Interface dataset entries
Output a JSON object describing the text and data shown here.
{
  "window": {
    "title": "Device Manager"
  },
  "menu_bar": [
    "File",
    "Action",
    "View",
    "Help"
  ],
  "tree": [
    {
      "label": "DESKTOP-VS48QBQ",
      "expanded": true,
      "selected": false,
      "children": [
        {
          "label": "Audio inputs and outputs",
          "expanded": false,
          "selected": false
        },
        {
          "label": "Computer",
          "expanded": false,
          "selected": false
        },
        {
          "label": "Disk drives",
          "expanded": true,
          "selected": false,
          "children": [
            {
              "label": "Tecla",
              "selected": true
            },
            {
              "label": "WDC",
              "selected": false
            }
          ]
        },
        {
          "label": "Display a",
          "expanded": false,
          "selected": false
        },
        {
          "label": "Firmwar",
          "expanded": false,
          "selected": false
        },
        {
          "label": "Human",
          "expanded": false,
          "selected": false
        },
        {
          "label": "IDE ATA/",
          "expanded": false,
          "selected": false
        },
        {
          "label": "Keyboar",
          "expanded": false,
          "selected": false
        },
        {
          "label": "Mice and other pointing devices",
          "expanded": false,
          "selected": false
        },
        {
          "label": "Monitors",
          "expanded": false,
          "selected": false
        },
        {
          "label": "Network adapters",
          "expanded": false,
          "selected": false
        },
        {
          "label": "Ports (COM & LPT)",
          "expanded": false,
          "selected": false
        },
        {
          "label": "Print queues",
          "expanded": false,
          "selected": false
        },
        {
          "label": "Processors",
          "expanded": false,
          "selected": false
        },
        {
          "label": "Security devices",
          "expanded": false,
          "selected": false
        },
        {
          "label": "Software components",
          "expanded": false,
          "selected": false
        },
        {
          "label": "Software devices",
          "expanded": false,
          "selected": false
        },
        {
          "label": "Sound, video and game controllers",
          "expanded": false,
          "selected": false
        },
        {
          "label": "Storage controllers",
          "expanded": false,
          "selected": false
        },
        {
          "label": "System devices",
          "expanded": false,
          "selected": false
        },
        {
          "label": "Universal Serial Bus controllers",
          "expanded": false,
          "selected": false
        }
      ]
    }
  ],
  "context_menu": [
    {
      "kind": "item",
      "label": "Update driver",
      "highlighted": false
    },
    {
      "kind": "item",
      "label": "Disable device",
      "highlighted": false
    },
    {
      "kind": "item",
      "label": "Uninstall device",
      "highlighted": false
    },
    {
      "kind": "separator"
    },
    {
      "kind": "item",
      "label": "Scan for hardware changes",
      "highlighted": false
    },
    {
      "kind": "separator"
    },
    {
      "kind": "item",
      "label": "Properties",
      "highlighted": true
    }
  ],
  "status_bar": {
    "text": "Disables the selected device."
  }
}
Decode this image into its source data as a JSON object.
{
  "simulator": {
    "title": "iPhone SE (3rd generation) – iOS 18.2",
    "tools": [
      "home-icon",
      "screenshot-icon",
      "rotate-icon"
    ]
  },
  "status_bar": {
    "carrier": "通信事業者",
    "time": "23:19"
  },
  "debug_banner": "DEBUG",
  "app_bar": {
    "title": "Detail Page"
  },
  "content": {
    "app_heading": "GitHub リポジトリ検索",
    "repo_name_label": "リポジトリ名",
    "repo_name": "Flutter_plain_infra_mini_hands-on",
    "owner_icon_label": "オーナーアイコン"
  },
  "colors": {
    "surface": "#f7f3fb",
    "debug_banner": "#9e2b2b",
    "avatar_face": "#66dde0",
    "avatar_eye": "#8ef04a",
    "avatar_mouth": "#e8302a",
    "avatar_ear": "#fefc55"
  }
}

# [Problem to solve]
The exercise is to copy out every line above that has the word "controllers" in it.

# [Answer box]
          "label": "Sound, video and game controllers",
          "label": "Storage controllers",
          "label": "Universal Serial Bus controllers",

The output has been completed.